Energy consumption labelling for new air-conditioning and ventilation systems
Climate neutral building stock
The energy concept and the energy turnaround resolutions of the German government stipulate that the building stock shall be almost climate-neutral by 2050. Air-conditioning and ventilation systems, such as those typically used in non-residential buildings, consume considerable amounts of energy and thus offer great potential for energy savings. How can such systems be planned, installed and operated in an energy-efficient manner that is tailored to requirements? This project develops a quality assurance process with energy labelling for new air conditioning and ventilation systems in order to improve the energy efficiency of the systems.
Energy labelling for existing installations
Refrigeration and air conditioning systems offer high energy-saving potential both in new buildings and in existing buildings: the systems are often oversized and the operating settings suboptimal. In addition, many existing systems are outdated and their components are inefficient. For this reason, the "Efficiency Calculator for Air Conditioning and Ventilation" was developed in a previous project to assess existing systems: It transfers the efficiency classes known and proven from EU energy labels to the complex area of air conditioning and ventilation systems. For energy inspections of existing systems, the Efficiency Calculator thus improves the pertinence of results and helps giving better insights to clients.
Energy consumption labelling for new air conditioning and ventilation systems
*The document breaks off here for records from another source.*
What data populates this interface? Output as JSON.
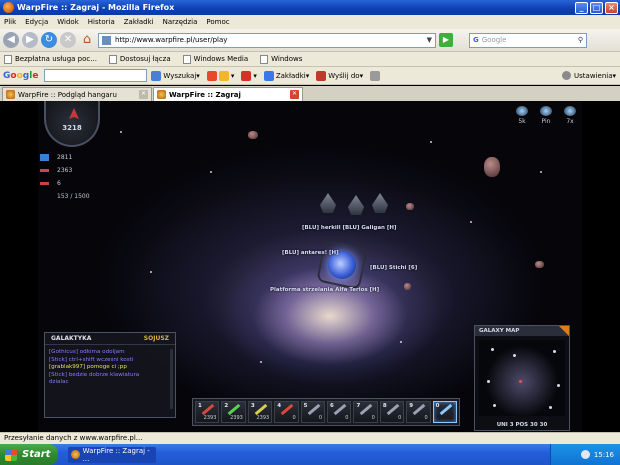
{
  "window": {
    "title": "WarpFire :: Zagraj - Mozilla Firefox"
  },
  "menu": [
    "Plik",
    "Edycja",
    "Widok",
    "Historia",
    "Zakładki",
    "Narzędzia",
    "Pomoc"
  ],
  "nav": {
    "url": "http://www.warpfire.pl/user/play",
    "search_placeholder": "Google"
  },
  "bookmarks": [
    "Bezpłatna usługa poc...",
    "Dostosuj łącza",
    "Windows Media",
    "Windows"
  ],
  "google_toolbar": {
    "logo": "Google",
    "search_label": "Wyszukaj",
    "bookmarks_label": "Zakładki",
    "send_label": "Wyślij do",
    "settings_label": "Ustawienia"
  },
  "tabs": [
    {
      "label": "WarpFire :: Podgląd hangaru",
      "active": false
    },
    {
      "label": "WarpFire :: Zagraj",
      "active": true
    }
  ],
  "game": {
    "radar_value": "3218",
    "stats": [
      {
        "icon": "cargo-icon",
        "value": "2811"
      },
      {
        "icon": "speed-icon",
        "value": "2363"
      },
      {
        "icon": "ammo-icon",
        "value": "6"
      },
      {
        "icon": "hp-icon",
        "value": "153 / 1500"
      }
    ],
    "hud_top_right": [
      "5k",
      "Pin",
      "7x"
    ],
    "labels": [
      "[BLU] herkill [BLU] Galigan [H]",
      "[BLU] antares! [H]",
      "[BLU] Stichi [6]",
      "Platforma strzelania Alfa Terios [H]"
    ],
    "chat": {
      "tabs": [
        "GALAKTYKA",
        "SOJUSZ"
      ],
      "messages": [
        {
          "text": "[Gothicus] odkima odoljam",
          "color": "#8c7cff"
        },
        {
          "text": "[Stick] ctrl+shift wcześni kostí",
          "color": "#8c7cff"
        },
        {
          "text": "[grablak997] pomoge ci ;pp",
          "color": "#e8e35a"
        },
        {
          "text": "[Stick] bedzie dobrze klawiatura",
          "color": "#8c7cff"
        },
        {
          "text": "dzialac",
          "color": "#8c7cff"
        }
      ]
    },
    "skills": [
      {
        "key": "1",
        "value": "2393",
        "color": "#d64a3a"
      },
      {
        "key": "2",
        "value": "2393",
        "color": "#5bd14e"
      },
      {
        "key": "3",
        "value": "2393",
        "color": "#d8d04a"
      },
      {
        "key": "4",
        "value": "0",
        "color": "#d64a3a"
      },
      {
        "key": "5",
        "value": "0",
        "color": "#9aa2b3"
      },
      {
        "key": "6",
        "value": "0",
        "color": "#9aa2b3"
      },
      {
        "key": "7",
        "value": "0",
        "color": "#9aa2b3"
      },
      {
        "key": "8",
        "value": "0",
        "color": "#9aa2b3"
      },
      {
        "key": "9",
        "value": "0",
        "color": "#9aa2b3"
      },
      {
        "key": "0",
        "value": "",
        "color": "#8fc6ff"
      }
    ],
    "galaxy_map": {
      "title": "GALAXY MAP",
      "position": "UNI 3 POS 30 30"
    }
  },
  "status_text": "Przesyłanie danych z www.warpfire.pl...",
  "taskbar": {
    "start": "Start",
    "item": "WarpFire :: Zagraj - ...",
    "clock": "15:16"
  }
}
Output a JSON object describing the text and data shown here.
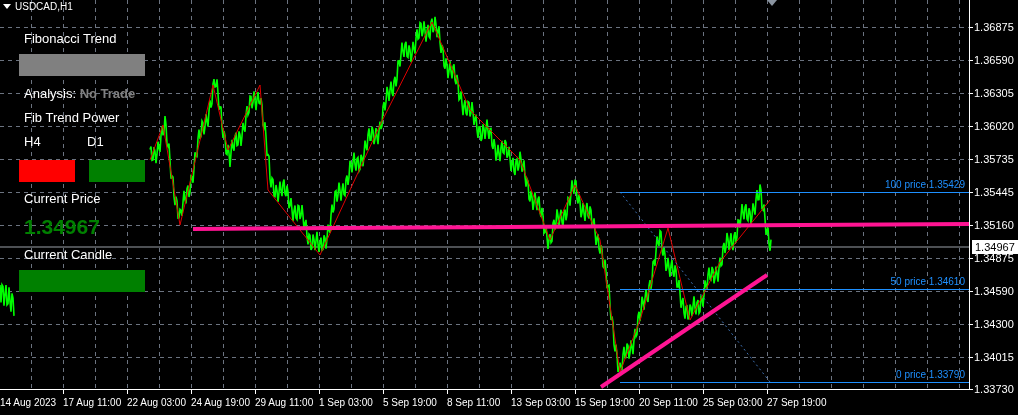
{
  "chart": {
    "symbol": "USDCAD,H1"
  },
  "panel": {
    "title": "Fibonacci Trend",
    "trend_neutral": true,
    "analysis_label": "Analysis:",
    "analysis_value": "No Trade",
    "power_title": "Fib Trend Power",
    "timeframes": [
      {
        "label": "H4",
        "color": "#ff0000"
      },
      {
        "label": "D1",
        "color": "#008000"
      }
    ],
    "price_label": "Current Price",
    "price_value": "1.34967",
    "candle_label": "Current Candle",
    "candle_bullish": true
  },
  "fib_levels": [
    {
      "label": "100 price 1.35429"
    },
    {
      "label": "50 price 1.34610"
    },
    {
      "label": "0 price 1.33790"
    }
  ],
  "price_axis": [
    "1.36875",
    "1.36590",
    "1.36305",
    "1.36020",
    "1.35735",
    "1.35445",
    "1.35160",
    "1.34875",
    "1.34590",
    "1.34300",
    "1.34015",
    "1.33730"
  ],
  "current_price_tag": "1.34967",
  "time_axis": [
    "14 Aug 2023",
    "17 Aug 11:00",
    "22 Aug 03:00",
    "24 Aug 19:00",
    "29 Aug 11:00",
    "1 Sep 03:00",
    "5 Sep 19:00",
    "8 Sep 11:00",
    "13 Sep 03:00",
    "15 Sep 19:00",
    "20 Sep 11:00",
    "25 Sep 03:00",
    "27 Sep 19:00"
  ]
}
There is a similar need for new installations: The building technology of non-residential buildings is usually complex and demanding in terms of planning, commissioning and operation. This applies in particular to air conditioning and ventilation technology.
Energy labelling for new installations can make clients more willing to invest in efficient systems, while at the same time being a crucial aid to quality assurance from planning to installation and commissioning. It therefore has the potential to be an effective instrument for energy saving.
Focus on quality assurance
In contrast to the efficiency calculator for air conditioning and ventilation for existing plants, which was developed in the previous project, the energy consumption labelling for new plants is not a snapshot of the current energy quality of the plant. Rather, it represents a process for quality assurance, which extends from the various planning phases to the awarding of contracts, to operations monitoring and support. This quality assurance and inspection process is at the heart of energy labelling for new installations.
For new plants, the method must be able to deal with technical unknowns: at the beginning of the process, the exact characteristics of the components are still unclear. At the end of the process, the plant is built and commissioned – now it must be evaluated whether the goal set at the beginning has been achieved. It is in the interest of all those involved to maintain quality assurance throughout the planning and construction phases in such a way that there are no unpleasant surprises during the commissioning test.
Energy labelling for new installations will be voluntary. It is essential that it is communicated so that stakeholders will use it. The present project therefore exchanges with planners, building owners and other stakeholders and elaborates guidelines and information that enable them to apply the label. The label itself must also be adapted to the requirements of new air conditioning and ventilation systems. Communication measures should address the important stakeholders in order to spread the label in the market.